Ahmed Tashfiq Rafsan


Evaporative cooling is something we have all experienced at some point. Wearing a damp shirt on a warm but windy day gives us a chill. Evaporative cooling is based on a physical phenomenon in which evaporation of a liquid (usually water) into surrounding air cools an object or a liquid in contact with it. As the liquid turns to a gas, the phase change absorbs heat. Technically, this is called the “latent heat of evaporation”. Water is an excellent coolant because it is plentiful, non-toxic, and evaporates easily in most climates.

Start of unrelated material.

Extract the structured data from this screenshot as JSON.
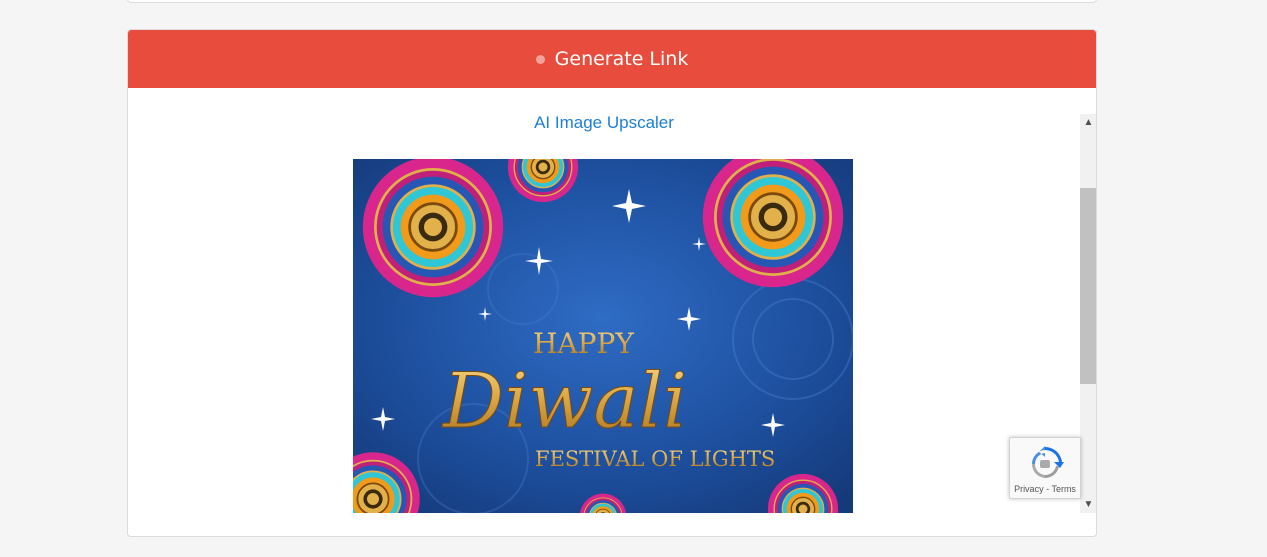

Evaporative cooling can also be used extensively in preserving fruits and vegetables. Horticultural produce are stored at lower temperature because of their highly perishable nature. There are many methods to cool the environment. Hence, preserving these types of foods in their fresh form demands that the chemical, bio-chemical and physiological changes are restricted to a minimum by close control of space temperature and humidity. The high cost involved in developing cold storage or controlled atmosphere storage is a pressing problem in several developing countries. Evaporative cooling is a well-known system to be an efficient and economical means for reducing the temperature and increasing the relative humidity in an enclosure and this effect has been extensively tried for increasing the shelf life of horticultural produce in some tropical and subtropical countries. Thus, the evaporative cooler has prospect for use for short term preservation of vegetables and fruits soon after harvest. Zero energy cooling system could be used effectively for short-duration storage of fruits and vegetables even in hilly region. It not only reduces the storage temperature but also increases the relative humidity of the storage which is essential for maintaining the freshness of the commodities.